BAY COUNTY-- Since the scores for last year's Florida Standards Assessments were released a few weeks ago, various groups in the district and state have voiced serious concerns over the state's accountability system.
Now, a local group representing teachers is also joining the call for change.
Denise Hinson, the Vice President for the Association of Bay County Educators, addressed the school board on Tuesday.
While she addressed the board in her organization report, Hinson spoke on behalf of teachers who have reached out to the organization. She said they are frustrated over the scores and say that it's not an accurate representation of teachers or students.
Hinson said she believes some annual contract teachers in particular may be afraid to speak up about how they feel.
She said she, and many others she has talked to, feel that teachers in the public school system have been "under attack."
"The negatives are always being thrown at public schools," Hinson said. "You know, what we're not doing, what we're not producing, how we're not doing what we're supposed to be doing. And that's the attack I'm talking about."
Hinson said the ABCE calls on the board, families, lawmakers and everyone in the education system to work on demanding a reform in the accountability process to a place they feel is more accurately representative of students and teachers.
The ABCE isn't the only group to voice concerns over the test.

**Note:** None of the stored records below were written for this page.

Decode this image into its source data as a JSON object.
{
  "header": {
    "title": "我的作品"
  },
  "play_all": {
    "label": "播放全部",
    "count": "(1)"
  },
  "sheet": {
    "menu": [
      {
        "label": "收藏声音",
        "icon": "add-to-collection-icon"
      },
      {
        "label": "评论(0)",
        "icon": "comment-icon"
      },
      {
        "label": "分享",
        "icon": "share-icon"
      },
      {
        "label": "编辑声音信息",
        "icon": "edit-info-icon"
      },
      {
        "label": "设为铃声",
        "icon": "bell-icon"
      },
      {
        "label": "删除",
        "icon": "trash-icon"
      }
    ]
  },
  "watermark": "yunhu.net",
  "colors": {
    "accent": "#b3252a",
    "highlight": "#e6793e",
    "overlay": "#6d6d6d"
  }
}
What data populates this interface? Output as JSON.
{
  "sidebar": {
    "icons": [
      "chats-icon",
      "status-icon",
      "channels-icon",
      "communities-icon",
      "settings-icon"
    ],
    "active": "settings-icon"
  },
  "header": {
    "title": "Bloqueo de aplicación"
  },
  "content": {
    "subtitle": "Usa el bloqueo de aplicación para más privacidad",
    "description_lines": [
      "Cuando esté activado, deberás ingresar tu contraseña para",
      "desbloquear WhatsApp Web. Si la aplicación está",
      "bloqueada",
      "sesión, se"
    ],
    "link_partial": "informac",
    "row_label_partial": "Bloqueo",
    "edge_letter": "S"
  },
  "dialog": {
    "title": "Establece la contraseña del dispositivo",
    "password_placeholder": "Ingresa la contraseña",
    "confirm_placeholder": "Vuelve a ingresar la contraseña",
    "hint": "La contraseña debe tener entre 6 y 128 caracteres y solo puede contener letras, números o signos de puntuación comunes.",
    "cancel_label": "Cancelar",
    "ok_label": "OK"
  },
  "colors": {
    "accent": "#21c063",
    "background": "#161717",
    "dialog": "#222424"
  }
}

The Florida Association of District School Superintendents also addressed the state Board of Education, stating that as a group, the superintendents lost confidence in the state's ability to administer statewide testing. The state's Parent Teacher Association also filed a similar statement.
The FSA scores from last year won't directly affect students. Teachers, however, and the schools where they work will be evaluated on the scores.
Also during the school board meeting, the board addressed two failed internal audits.
Like any other large business, one of the largest employers in Bay County, the district, is routinely audited. The most recent audit inspected money and data from last year for 15 different Bay County schools.
Deer Point Elementary and CC Washington Elementary both failed their internal audits. An internal accounts auditor found in that both cases, accounting records were not up to date, checks and invoices were not properly logged nor petty cash maintained among other policies that were not followed.
But during the board meeting Chairman Steve Moss, Superintendent Bills Husfelt and other board members expressed that they did not think the mistakes were the result of any ill-will or foul play.
Moss explained that while the audit did not reveal any malicious behavior in regard to money management, he believed that it didn't mean it wasn't worth noting.
"You might think, eh, it's not that big of a deal," Moss said. "But again, when you're dealing with money, and you're dealing with finance, you've gotta make sure you really dot every I, cross every T to make sure you're following those policy and procedures. Because if you don't, it'll get you into big trouble."
Husfelt also said that no money had been taken from either school. He added that he had spoken with the principals involved in to both audits. One of them, in a letter to the district, acknowledged and apologized for what she identified as "sloppy bookkeeping" the previous year.
Both Husfelt and Moss confirmed that the schools and people involved would be correcting their mistakes and getting the proper training to ensure they follow proper protocol.